Many 2013 resolutions are about creating a more stress-free life. However, we all know this is much easier said than done.
Stephen Burke, a senior, said, "At school, I mean, balancing everything. It's hard between work and I'm in a fraternity so it's hard to balance fraternity work, work, schoolwork, and I work at SCA as well. So it's, it's just hard balancing everything and trying to find time to do homework, eat, sleep, and that's what makes me most stressed at school."
Eric Martin, a sophomore, said, "I do a lot. I'm involved in a lot of different clubs and organizations, I'm an RA, so on top of all of that, you know, I have to really learn time management."
Students have once again fallen into the routine of classes. But as all college kids know, with classes comes work, and with work comes stress. Not to mention sports, jobs, clubs, and any other organizations we're involved with. So how do students handle all this? Well STN sat down with experts to see what they had to say about dealing with stress.
Samantha Morris, a psychotherapist at the University of Hartford, said, "There's a lot of different stress reduction techniques and it's really up to the person to figure out what's best for them. For some people it's going to the gym, um exercising is an excellent stress reduction technique, uh for other people it's just taking some quiet time at the end of the day to maybe spend time with friends, watch a movie, just really unwind, anything to really relax."
Not only did Morris give us these helpful tips to keep in mind, but she also talked about one more thing that college kids tend to forget about.
She said, "Another aspect that I always tell college students is, keep an eye on your sleeping habits. There's a lot of research that shows that not getting enough sleep can absolutely impact your levels of stress. It can make your tolerance for stressers a lot lower. Sleep is incredibly important to your brain and all your biological functions." »

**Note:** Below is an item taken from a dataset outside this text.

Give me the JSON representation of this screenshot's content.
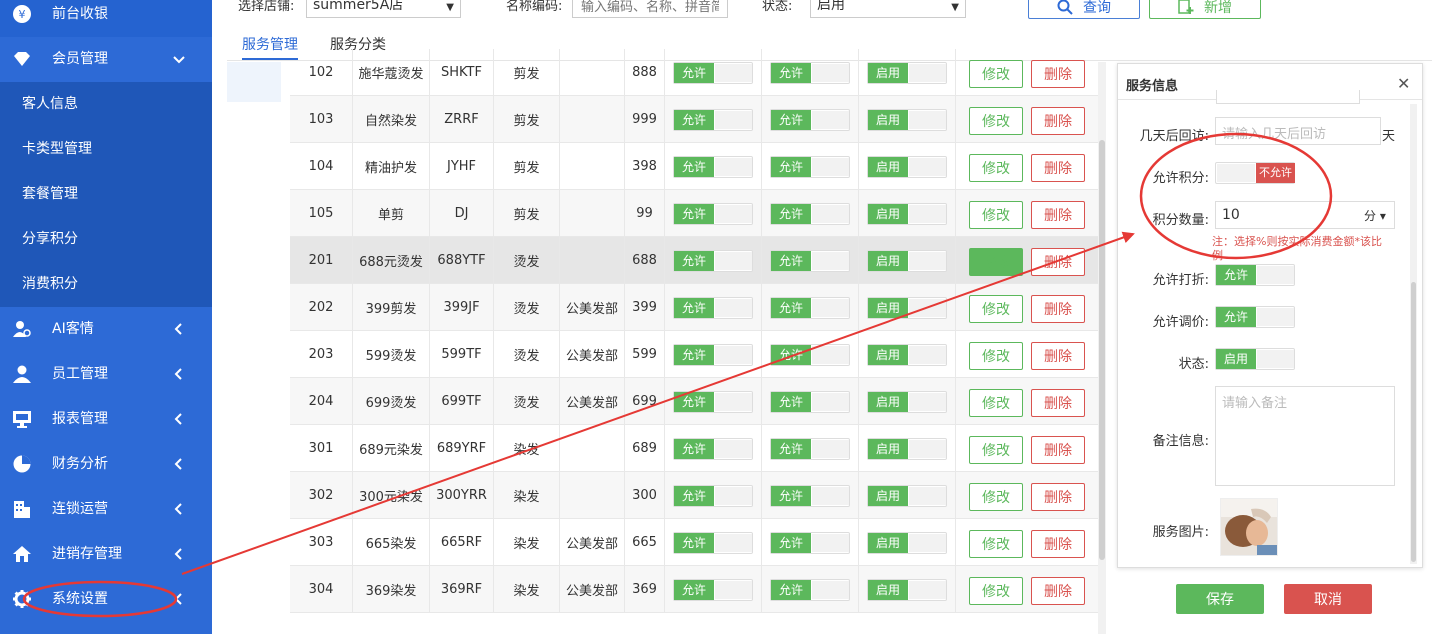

Some places that can be of help to students on campus for stress are, the Office of Counseling and Psychological Services (CAPS), the Center for Reading and Writing for help on homework, and Health Services for those physical symptoms that stress can cause us to get.Back to Main Page